Use this URL to cite or link to this record in EThOS: http://ethos.bl.uk/OrderDetails.do?uin=uk.bl.ethos.639982
Title: Mechanisms of genome regulation in human islets and their role in the pathogenesis of type 2 diabetes
Author: van de Bunt, Gerrit Martinus
ISNI:       0000 0004 5366 2411
Awarding Body: University of Oxford
Current Institution: University of Oxford
Date of Award: 2014
Availability of Full Text:
Access through EThOS:
Full text unavailable from EThOS. Restricted access.
Access through Institution:
Abstract:
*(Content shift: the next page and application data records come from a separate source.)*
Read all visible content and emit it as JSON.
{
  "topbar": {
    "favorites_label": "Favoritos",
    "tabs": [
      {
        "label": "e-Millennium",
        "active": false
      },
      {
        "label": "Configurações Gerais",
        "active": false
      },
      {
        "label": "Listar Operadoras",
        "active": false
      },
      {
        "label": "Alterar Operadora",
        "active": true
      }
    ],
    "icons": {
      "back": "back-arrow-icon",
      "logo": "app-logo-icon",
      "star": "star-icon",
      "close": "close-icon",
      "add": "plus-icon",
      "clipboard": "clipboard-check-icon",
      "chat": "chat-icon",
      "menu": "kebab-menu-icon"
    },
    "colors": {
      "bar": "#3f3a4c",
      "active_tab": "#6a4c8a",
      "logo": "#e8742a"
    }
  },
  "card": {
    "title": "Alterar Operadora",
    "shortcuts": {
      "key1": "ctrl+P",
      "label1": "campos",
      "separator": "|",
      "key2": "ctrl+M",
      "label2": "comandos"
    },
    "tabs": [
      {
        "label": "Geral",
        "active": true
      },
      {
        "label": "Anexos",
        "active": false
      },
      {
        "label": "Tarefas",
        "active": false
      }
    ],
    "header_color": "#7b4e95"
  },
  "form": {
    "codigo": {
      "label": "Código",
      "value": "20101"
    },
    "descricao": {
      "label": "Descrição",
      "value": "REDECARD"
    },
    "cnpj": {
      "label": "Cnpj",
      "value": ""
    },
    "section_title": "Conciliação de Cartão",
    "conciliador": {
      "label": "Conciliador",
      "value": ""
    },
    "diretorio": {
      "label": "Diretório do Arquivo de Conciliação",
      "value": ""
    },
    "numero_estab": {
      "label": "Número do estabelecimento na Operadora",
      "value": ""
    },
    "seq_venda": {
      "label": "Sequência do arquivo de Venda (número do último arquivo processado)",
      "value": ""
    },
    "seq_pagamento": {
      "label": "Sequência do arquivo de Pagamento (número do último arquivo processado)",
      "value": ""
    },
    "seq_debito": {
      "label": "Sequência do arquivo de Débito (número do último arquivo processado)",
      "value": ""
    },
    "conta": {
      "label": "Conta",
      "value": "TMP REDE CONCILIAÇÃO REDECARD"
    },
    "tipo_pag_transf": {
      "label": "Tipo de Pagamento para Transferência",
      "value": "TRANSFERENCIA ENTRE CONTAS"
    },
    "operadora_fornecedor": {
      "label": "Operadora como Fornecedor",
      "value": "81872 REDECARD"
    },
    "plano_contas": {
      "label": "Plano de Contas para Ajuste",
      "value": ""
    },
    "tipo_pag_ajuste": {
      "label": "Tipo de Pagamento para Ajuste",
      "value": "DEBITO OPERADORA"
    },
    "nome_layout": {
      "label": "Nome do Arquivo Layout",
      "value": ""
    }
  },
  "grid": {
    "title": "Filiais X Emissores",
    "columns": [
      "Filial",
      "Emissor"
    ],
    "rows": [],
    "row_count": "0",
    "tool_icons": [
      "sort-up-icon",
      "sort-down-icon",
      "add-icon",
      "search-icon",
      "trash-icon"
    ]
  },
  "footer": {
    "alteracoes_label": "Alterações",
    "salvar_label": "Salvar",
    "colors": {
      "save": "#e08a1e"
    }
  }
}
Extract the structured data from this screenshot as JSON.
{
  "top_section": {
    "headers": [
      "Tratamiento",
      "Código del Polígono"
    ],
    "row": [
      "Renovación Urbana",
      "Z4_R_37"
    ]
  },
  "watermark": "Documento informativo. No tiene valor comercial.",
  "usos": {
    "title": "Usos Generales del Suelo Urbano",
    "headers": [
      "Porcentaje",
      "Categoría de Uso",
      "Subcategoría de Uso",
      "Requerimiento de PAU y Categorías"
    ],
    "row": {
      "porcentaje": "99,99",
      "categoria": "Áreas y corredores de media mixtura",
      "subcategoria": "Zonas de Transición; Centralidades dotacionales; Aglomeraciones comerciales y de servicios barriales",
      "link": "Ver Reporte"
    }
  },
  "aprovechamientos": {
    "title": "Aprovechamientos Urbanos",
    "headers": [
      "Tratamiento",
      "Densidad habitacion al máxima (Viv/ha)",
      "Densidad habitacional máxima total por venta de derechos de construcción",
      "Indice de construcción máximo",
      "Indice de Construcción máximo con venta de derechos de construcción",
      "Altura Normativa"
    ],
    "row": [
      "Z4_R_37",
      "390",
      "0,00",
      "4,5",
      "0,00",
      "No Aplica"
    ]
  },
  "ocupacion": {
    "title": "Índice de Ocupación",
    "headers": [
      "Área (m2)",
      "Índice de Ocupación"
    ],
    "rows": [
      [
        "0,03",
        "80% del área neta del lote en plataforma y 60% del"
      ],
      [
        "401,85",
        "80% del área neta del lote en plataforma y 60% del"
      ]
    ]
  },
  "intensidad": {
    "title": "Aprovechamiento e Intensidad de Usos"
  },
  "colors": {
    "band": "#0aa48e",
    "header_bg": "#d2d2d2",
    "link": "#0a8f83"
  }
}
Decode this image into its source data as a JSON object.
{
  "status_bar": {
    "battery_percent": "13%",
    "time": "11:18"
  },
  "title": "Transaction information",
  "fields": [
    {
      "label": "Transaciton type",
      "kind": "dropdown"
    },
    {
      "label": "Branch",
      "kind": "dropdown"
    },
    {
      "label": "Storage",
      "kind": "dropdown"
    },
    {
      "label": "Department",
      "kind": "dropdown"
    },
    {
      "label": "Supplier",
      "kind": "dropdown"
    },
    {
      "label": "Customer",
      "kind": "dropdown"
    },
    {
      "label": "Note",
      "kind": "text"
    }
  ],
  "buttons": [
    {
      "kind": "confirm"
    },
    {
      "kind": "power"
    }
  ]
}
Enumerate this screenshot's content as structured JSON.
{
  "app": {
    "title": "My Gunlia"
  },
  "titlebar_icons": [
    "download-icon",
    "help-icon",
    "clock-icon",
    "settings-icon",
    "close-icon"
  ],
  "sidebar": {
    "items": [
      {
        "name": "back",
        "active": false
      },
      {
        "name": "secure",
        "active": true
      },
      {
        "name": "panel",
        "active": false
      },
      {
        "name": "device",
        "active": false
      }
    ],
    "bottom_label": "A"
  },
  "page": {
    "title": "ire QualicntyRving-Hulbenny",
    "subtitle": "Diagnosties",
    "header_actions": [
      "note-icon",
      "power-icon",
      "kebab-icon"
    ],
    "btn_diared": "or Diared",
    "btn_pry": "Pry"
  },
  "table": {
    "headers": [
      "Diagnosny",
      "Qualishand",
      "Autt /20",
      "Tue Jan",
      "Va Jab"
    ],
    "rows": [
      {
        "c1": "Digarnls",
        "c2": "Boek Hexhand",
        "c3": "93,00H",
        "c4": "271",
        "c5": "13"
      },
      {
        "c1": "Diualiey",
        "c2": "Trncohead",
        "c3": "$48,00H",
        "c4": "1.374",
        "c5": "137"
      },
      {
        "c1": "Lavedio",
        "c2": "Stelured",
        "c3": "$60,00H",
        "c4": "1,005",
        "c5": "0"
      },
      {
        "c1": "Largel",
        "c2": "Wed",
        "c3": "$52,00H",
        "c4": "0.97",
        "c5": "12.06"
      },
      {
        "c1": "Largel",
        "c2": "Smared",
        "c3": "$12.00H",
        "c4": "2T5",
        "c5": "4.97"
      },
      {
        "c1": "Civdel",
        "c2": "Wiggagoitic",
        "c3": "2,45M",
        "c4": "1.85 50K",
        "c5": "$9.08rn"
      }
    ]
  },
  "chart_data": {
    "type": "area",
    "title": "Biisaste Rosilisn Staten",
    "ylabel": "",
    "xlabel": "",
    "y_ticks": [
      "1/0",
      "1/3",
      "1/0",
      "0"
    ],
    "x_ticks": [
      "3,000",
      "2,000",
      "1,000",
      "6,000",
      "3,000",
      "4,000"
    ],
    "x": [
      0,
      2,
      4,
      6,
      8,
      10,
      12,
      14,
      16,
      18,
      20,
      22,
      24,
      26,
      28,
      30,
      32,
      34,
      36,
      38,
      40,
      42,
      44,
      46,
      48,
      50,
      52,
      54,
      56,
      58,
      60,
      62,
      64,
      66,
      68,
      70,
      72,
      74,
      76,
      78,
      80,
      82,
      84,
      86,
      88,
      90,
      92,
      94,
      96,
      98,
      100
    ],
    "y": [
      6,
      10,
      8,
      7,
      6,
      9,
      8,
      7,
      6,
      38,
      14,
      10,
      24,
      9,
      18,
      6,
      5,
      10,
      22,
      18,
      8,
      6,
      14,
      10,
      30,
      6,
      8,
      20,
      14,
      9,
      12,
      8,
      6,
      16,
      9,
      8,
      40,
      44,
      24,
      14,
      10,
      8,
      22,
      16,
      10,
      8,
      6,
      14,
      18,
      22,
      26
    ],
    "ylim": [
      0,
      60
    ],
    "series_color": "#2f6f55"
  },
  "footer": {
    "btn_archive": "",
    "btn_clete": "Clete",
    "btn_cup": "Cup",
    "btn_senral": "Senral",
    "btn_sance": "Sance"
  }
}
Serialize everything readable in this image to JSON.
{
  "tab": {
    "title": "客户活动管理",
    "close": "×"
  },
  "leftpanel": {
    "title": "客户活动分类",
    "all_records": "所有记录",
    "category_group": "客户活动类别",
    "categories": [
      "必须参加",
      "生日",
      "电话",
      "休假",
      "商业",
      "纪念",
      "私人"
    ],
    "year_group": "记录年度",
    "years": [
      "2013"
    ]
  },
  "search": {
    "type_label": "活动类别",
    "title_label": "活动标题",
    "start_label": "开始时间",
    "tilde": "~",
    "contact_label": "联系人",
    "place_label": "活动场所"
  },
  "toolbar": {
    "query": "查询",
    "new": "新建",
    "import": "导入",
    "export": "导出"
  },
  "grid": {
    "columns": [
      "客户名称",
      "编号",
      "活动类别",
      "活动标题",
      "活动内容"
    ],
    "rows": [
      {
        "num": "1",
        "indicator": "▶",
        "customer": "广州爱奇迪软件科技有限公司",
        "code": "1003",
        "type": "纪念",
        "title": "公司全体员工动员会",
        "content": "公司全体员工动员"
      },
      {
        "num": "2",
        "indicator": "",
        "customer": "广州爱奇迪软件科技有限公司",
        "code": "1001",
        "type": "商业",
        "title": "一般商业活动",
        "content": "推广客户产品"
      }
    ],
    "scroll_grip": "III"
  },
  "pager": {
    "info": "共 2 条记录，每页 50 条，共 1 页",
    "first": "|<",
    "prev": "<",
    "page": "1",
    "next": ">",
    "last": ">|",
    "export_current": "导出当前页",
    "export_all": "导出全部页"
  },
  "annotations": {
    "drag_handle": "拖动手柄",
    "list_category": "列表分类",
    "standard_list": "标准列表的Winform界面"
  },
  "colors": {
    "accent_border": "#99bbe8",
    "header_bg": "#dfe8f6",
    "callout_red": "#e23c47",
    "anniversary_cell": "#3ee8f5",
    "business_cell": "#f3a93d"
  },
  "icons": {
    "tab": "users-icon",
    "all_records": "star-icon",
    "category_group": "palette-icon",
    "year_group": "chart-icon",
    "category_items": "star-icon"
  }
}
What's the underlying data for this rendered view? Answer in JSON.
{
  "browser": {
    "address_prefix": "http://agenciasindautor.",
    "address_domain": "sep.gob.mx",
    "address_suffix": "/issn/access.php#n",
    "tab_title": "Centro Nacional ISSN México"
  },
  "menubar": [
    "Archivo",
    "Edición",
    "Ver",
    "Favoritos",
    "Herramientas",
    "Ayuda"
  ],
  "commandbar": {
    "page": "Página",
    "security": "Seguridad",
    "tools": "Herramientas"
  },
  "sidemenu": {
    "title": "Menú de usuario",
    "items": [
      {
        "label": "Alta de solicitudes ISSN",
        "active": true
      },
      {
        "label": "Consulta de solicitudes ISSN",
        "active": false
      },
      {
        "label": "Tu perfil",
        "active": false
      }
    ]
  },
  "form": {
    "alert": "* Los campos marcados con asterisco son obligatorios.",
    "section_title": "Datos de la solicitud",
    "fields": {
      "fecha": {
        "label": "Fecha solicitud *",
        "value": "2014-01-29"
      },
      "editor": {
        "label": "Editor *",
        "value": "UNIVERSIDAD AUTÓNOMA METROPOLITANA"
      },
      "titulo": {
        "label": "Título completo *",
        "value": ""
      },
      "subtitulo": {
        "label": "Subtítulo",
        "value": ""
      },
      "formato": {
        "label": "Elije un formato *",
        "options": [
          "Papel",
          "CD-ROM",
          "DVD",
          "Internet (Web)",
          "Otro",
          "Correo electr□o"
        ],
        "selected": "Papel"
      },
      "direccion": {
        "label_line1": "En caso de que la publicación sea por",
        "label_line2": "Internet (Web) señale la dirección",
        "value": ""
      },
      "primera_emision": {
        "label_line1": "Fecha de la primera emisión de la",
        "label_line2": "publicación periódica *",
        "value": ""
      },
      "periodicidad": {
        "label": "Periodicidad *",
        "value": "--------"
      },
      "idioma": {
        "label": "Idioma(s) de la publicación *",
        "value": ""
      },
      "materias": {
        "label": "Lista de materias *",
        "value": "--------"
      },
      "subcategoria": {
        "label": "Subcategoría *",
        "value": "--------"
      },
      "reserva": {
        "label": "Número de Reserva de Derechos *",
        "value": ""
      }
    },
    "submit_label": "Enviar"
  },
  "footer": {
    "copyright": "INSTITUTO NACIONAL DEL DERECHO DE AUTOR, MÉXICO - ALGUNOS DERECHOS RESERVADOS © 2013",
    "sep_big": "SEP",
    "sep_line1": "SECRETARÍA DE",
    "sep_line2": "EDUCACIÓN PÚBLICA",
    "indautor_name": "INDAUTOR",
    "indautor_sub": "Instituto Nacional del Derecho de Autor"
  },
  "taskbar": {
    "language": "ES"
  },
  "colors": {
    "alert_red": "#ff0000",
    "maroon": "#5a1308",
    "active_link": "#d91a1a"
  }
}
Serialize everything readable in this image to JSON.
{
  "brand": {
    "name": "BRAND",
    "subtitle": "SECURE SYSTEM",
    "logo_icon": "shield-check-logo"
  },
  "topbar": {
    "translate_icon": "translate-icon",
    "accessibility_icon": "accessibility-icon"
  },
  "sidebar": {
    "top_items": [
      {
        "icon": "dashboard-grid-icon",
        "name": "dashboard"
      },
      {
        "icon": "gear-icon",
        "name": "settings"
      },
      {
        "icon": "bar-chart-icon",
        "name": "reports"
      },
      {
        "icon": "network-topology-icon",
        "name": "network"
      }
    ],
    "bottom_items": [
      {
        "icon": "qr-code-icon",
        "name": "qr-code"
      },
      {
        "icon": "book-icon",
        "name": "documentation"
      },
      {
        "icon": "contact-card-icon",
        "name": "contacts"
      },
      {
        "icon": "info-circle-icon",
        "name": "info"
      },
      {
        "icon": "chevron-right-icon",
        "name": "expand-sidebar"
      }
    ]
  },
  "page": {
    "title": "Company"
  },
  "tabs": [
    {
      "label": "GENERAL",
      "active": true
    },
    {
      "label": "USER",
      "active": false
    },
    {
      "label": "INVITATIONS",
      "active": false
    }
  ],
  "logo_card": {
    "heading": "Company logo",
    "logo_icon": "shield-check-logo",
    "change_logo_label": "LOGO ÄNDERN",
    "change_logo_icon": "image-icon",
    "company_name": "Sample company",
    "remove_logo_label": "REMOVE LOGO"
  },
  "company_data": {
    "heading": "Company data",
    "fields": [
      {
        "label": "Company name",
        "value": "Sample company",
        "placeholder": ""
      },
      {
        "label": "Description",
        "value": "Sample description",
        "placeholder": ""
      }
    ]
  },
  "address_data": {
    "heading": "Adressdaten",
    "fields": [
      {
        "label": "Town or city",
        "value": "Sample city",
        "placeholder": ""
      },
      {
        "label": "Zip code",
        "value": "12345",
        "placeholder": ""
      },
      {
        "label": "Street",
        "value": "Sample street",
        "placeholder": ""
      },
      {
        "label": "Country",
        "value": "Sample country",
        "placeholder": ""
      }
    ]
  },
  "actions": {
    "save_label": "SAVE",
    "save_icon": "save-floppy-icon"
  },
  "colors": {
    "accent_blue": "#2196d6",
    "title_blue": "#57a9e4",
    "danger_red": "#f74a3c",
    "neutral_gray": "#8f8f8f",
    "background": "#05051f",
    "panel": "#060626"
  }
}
Genome-wide association studies (GWAS) have made substantial progress in implicating genomic regions in type 2 diabetes (T2D) susceptibility. Whilst attributing causal mechanisms to loci has proved non trivial, these studies have provided insights into the genetic architecture underlying the disease. GWAS findings indicate a causal role for gene regulatory processes, and suggest that pancreatic beta-cells play a pivotal role in mediating common T2D association. Work presented in this thesis therefore sought to generate novel regulatory annotations from human islets, and to assess whether T2D-associated loci can be accurately fine-mapped using statistical approaches, with the aim of improving understanding of causal mechanisms underlying these associations through integration of the two approaches. Using small RNA sequencing in human islets and enriched beta-cell populations (both n=3) and mRNA sequencing in a large number of human islets (n=130), I increased the number of available human islet annotations. These studies identified high or islet-specific expression in many micro RNAs (miRNAs) without previously known roles in human islets. It also provided the largest study of quantitative trait loci (eQTLs) and allele-specific expression (ASE) in human islets to date, identifying significant eQTLs for 1,636 genes and significant ASE at 8,754 genes. There was enrichment of active islet chromatin, compared to other tissues, at the best eQTL variant for each gene, but also substantial sharing of significant eQTLs between islets and other tissues. Simulations were used to assess the utility of fine-mapping approaches for refining common disease-associated loci to smaller intervals or sets of variants likely to include the causal variant. The results demonstrated that fine-mapping can indeed refine these loci to sets or intervals of a size more amenable to functional follow-up or focussed intersection with high quality annotations. Furthermore, using an approximated Bayesian approach, I was able to refine twenty-one of the known common T2D-associated loci. Finally, using the newly generated annotations, I demonstrated enrichment of T2D association signal for regulatory RNA annotations (islet lncRNAs and miRNA target gene sets). I also identified examples in which these types of annotation overlap common and rare variation suggestive of a role in T2D pathogenesis. Using further islet annotations, I also uncovered potential causal mechanisms at four of the twentyone fine-mapped common T2D loci. These data therefore provide many novel islet regulatory annotations that can be intersected with T2D genetics, and provide a first example of how such an approach can lead to novel potential causal mechanisms underlying association loci.
Supervisor: McCarthy, Mark I.; Gloyn, Anna L. Sponsor: Not available
Qualification Name: Thesis (Ph.D.) Qualification Level: Doctoral
EThOS ID: uk.bl.ethos.639982  DOI: Not available
Keywords: Genetics (medical sciences) ; Diabetes ; Islamic art ; type 2 diabetes ; genetics & genomics ; islet of langerhans
Share: